* [Records for the task]:
***

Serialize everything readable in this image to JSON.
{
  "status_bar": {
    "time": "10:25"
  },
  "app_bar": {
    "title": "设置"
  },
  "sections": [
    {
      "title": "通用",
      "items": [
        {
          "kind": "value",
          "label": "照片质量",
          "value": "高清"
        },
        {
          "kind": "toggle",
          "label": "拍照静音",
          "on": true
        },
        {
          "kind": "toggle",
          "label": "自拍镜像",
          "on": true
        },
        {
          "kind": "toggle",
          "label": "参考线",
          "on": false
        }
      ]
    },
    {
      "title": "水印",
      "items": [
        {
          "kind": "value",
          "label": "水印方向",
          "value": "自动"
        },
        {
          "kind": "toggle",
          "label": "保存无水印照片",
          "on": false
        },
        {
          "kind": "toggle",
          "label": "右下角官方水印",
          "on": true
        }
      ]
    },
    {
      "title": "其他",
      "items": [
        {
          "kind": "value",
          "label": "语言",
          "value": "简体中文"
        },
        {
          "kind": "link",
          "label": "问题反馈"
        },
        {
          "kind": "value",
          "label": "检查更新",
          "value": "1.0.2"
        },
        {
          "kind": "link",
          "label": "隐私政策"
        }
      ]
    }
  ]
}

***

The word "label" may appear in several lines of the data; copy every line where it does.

          "label": "照片质量",
          "label": "拍照静音",
          "label": "自拍镜像",
          "label": "参考线",
          "label": "水印方向",
          "label": "保存无水印照片",
          "label": "右下角官方水印",
          "label": "语言",
          "label": "问题反馈"
          "label": "检查更新",
          "label": "隐私政策"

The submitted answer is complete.